If Governor Walz really wants to help small businesses, cut their taxes
Gov. Tim Walz has proclaimed this week as Small Business Week in Minnesota. The press release reads: From September 13 – 15th of this week, Commissioner Grove will be visiting…
A couple of weeks ago I wrote about how President Biden’s proposed corporate tax hike will be bad for Minnesota businesses. The proposal, to raise the corporate tax rate from 21 percent to 28 percent, would, on top of our state’s high rate of state corporate income tax, give Minnesota a combined top corporate tax rate higher than in any country in the industrialized world.
New research from Germany provides more evidence on the negative impacts of this policy. The study, by economists Florian Dorn, Clemens Fuest, Florian Neumeier, and Michael Stimmelmayr:
…considers the consequences of reducing the corporate tax rate from 30 to 25 percent and shortening the period of tax depreciation for investments from ten to four years.
The authors acknowledge that “a combination of the two reforms would reduce tax revenue by EUR 30 billion in the short term,” but find that:
…after a period of adjustment, economic output and private household consumption would be around 3 percent higher than without the reforms. Employment would increase by 1.4 percent and wages by around 4 percent.
Interestingly, the authors also assess the impacts of hiking other taxes:
If, on the other hand, tax increases were the goal of policymakers, a higher VAT rate would be less of a burden on employment and growth than an increase in income tax.
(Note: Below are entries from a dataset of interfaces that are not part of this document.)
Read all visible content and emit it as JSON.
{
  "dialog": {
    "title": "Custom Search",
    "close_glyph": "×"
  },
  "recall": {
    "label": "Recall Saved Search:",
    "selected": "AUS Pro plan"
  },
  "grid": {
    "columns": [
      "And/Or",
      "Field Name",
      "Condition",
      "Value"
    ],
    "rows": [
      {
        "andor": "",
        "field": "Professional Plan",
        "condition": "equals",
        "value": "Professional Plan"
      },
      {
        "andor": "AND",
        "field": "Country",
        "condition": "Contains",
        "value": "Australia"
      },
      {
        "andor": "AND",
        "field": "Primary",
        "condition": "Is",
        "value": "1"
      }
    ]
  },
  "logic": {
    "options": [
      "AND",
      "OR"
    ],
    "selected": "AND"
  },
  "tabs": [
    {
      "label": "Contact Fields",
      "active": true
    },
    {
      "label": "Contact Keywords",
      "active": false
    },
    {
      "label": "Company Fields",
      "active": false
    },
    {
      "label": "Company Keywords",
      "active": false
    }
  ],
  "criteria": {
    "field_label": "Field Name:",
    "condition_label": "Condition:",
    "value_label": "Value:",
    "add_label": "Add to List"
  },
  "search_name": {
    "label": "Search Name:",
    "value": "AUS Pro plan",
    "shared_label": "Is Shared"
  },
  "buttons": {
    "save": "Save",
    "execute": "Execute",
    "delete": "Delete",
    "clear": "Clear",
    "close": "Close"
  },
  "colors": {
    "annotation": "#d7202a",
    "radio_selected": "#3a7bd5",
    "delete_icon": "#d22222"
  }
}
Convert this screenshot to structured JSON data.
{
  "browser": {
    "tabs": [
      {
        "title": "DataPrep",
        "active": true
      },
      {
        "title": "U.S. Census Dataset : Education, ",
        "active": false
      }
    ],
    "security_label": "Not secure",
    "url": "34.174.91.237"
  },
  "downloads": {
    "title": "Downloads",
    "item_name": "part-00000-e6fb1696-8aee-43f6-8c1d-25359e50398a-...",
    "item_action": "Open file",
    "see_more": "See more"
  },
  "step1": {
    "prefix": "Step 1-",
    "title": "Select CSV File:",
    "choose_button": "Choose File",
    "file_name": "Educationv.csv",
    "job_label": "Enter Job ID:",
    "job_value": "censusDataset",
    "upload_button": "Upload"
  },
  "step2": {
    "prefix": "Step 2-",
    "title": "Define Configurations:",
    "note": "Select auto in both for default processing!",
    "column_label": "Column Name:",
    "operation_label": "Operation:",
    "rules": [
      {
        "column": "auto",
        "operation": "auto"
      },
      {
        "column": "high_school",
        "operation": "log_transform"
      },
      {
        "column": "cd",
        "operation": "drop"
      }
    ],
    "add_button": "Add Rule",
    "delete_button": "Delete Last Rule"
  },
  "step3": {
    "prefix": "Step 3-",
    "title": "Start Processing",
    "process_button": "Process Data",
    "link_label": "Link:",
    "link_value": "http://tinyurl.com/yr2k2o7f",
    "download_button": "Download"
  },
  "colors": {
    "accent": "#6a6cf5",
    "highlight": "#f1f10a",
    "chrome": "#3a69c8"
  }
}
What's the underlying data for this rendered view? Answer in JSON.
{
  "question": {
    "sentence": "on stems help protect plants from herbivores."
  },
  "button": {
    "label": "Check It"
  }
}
If the income tax rate were increased by 3 percentage points on incomes above EUR 100,000, the state would generate EUR 4.9 billion in additional tax revenue in the first year. In the long term, however, the additional tax revenue would fall to EUR 3.4 billion, while economic output would fall by 0.4 percent. Increasing VAT by 1 percentage point, meanwhile, would raise tax revenues by EUR 7.4–7.8 billion while reducing gross domestic product by only 0.2 percent.
Corporate taxes are a favorite ‘bash the rich’ policy. The truth is that corporations do not actually pay the corporate income tax. This new paper from Germany shows, again, that we all bear the burden.